Refrigerator
Refrigerator

Icebox

An icebox (also called a cold closet) is a compact non-mechanical refrigerator which was a common early-twentieth-century kitchen appliance before the development of safe powered refrigeration devices. Before the development of electric refrigerators, "iceboxes" were referred to by the public as refrigerators. Only after the invention of the modern day electric refrigerator did the early non electric refrigerators become known as an icebox.
Iceboxes, invented by Thomas Moore in 1802, has hollow walls that are lined with tin or zinc and packed with various insulating materials such as cork, sawdust, straw or seaweed. A large block of ice is held in a tray or compartment near the top of the box. Cold air circulates down and around storage compartments in the lower section. Some finer models have spigots for draining ice water from a catch pan or holding tank. In cheaper models a drip pan is placed under the box and has to be emptied at least daily. The user has to replenish the melted ice, normally by obtaining new ice from an iceman.

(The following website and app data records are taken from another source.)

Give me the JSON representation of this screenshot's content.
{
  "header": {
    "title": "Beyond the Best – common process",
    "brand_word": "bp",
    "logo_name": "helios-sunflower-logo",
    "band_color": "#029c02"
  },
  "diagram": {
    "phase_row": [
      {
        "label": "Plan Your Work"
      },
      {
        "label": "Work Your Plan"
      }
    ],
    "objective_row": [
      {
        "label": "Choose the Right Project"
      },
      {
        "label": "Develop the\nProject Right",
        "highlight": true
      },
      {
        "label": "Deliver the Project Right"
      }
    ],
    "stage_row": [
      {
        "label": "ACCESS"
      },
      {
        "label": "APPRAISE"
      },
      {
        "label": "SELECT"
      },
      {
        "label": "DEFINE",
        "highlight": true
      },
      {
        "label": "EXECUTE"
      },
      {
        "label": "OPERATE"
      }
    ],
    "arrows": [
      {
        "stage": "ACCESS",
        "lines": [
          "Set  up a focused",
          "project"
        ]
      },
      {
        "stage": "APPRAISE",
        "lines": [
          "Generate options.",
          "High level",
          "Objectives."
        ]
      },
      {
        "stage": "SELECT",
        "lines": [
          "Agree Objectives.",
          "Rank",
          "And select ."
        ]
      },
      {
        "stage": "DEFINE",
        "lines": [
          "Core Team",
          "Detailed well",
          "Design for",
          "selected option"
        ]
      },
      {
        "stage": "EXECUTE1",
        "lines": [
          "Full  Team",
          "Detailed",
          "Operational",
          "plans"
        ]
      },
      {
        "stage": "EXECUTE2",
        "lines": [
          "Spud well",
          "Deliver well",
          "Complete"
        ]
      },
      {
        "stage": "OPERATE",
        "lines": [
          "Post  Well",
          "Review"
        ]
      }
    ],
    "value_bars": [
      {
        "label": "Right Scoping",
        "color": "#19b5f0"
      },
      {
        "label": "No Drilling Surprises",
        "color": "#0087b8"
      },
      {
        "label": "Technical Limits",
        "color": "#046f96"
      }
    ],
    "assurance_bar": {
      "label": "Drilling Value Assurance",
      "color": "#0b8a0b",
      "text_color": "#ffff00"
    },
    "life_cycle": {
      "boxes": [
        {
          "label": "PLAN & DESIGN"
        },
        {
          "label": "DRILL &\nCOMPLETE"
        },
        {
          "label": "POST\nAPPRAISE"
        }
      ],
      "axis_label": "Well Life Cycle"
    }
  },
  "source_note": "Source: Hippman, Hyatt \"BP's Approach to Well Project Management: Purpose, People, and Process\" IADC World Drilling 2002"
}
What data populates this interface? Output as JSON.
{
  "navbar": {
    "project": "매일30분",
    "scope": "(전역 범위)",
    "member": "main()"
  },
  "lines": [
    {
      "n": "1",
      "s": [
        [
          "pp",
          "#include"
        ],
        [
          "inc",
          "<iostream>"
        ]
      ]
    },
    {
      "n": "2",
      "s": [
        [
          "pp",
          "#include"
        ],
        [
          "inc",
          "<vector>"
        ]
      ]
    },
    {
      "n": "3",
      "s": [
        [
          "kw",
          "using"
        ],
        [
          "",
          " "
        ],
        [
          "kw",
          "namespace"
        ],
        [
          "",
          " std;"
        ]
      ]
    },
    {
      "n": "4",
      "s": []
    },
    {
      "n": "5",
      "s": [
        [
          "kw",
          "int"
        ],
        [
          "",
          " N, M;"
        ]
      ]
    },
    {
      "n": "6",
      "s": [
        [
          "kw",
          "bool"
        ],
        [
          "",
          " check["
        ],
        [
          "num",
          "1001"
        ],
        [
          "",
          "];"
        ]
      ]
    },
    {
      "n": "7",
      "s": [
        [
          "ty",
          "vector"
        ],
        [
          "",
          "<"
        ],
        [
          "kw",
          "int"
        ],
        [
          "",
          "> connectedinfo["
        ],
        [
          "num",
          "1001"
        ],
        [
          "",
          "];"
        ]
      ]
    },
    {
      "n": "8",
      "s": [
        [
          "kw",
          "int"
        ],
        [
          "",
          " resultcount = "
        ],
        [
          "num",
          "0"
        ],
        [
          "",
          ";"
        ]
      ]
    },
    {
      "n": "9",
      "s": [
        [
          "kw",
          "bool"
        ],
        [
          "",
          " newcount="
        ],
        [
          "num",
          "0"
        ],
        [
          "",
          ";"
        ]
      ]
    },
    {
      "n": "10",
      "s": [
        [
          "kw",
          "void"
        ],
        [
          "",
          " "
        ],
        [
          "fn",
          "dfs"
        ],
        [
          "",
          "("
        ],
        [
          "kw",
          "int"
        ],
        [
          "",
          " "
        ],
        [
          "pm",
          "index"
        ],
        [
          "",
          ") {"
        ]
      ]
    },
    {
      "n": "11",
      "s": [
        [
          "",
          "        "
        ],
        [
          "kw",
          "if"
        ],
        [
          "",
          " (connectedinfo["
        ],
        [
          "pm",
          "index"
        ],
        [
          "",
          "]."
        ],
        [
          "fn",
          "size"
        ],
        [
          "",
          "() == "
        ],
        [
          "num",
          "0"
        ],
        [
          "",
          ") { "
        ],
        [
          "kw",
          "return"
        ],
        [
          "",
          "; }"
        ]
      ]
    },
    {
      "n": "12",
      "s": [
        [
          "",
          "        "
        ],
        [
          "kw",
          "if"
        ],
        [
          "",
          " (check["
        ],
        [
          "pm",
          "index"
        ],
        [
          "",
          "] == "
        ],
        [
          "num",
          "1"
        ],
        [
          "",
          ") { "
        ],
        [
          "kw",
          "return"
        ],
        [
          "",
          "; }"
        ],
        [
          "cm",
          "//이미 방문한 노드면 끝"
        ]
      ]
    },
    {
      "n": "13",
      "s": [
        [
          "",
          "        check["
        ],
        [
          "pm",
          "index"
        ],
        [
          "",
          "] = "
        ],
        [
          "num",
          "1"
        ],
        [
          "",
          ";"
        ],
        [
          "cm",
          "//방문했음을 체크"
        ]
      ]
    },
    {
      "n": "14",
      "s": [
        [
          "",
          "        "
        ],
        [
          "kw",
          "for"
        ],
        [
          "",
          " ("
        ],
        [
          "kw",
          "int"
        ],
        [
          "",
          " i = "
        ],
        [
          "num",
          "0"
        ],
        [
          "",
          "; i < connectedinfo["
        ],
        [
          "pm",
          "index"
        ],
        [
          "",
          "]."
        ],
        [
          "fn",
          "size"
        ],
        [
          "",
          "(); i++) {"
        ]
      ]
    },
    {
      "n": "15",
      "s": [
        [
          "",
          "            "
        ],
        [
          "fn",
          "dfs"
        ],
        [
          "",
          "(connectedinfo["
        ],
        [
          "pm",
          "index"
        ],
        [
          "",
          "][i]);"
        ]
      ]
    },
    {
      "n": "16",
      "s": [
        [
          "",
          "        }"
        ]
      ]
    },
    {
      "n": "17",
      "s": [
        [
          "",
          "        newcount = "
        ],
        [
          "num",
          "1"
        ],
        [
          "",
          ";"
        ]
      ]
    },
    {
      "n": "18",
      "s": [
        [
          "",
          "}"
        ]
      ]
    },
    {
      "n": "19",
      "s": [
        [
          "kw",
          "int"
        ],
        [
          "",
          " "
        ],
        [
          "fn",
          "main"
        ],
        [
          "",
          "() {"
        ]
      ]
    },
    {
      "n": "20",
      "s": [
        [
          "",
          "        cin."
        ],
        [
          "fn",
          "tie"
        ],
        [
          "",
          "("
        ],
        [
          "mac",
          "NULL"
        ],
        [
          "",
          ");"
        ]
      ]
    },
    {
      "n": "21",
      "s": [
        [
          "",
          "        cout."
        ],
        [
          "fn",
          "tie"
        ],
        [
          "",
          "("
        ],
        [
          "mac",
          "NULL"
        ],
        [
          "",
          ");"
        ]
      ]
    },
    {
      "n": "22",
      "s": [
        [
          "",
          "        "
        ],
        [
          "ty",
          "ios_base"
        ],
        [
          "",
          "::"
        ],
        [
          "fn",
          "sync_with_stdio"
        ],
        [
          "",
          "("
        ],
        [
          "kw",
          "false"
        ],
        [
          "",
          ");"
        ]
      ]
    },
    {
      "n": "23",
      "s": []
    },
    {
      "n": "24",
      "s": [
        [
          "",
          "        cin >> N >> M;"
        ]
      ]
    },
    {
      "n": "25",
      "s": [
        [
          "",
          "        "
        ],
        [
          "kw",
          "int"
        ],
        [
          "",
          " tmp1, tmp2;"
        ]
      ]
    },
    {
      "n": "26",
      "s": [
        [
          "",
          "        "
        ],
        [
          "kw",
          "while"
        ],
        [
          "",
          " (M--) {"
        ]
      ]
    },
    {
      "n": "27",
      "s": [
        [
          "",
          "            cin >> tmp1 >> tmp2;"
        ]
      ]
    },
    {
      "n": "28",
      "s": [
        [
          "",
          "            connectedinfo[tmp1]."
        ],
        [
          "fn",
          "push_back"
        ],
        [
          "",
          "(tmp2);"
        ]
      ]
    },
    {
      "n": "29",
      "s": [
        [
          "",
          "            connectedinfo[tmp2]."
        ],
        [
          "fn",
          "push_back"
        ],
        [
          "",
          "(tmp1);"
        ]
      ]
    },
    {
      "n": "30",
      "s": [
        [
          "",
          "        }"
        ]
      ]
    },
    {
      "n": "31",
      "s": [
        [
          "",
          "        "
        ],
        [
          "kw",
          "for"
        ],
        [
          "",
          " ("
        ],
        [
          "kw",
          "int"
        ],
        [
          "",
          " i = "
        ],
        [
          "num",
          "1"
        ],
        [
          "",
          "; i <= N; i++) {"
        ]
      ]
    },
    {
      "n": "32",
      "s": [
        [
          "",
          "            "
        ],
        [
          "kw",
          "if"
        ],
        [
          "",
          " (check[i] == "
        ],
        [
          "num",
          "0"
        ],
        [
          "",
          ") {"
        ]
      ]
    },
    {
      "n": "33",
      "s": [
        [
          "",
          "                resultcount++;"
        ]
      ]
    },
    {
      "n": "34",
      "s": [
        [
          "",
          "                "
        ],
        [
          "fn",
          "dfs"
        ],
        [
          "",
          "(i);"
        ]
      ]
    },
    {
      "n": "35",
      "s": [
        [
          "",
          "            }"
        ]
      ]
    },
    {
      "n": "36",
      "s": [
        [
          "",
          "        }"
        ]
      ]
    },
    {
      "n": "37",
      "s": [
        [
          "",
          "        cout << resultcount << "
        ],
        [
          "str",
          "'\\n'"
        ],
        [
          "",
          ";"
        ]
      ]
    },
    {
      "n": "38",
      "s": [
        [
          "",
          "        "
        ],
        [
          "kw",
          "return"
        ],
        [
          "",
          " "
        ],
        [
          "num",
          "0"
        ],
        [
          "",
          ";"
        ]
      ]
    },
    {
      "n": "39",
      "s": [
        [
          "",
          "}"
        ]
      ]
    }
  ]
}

Iceboxes date back to the days of ice harvesting, which had hit an industrial high that ran from the mid-19th century until the 1930s, when the refrigerator was introduced into the home. Most municipally consumed ice was harvested in winter from snow-packed areas or frozen lakes, stored in ice houses, and delivered domestically. In 1827 the commercial ice cutter was invented, which increased the ease and efficiency of harvesting natural ice. This invention made ice cheaper and in turn helped the icebox become more common. Various companies appeared including Sears, The Baldwin Refrigerator Company, and the Ranney Refrigerator Company started up to get into the icebox manufacturing industry. In 1907 survey of expenditures of New York City inhabitants, 81% of the families surveyed were found to possess "refrigerators" either in the form of ice stored in a tub or iceboxes. The widespread use of iceboxes was partially credited with reduction of US infant mortality in summer months.
With metropolitan growth, many sources of natural ice became contaminated from industrial pollution or sewer runoff. As early mechanical refrigerators became available, they were installed as large industrial plants producing ice for home delivery. Able to produce clean, sanitary ice year-round, their product gradually replaced ice harvested from ponds.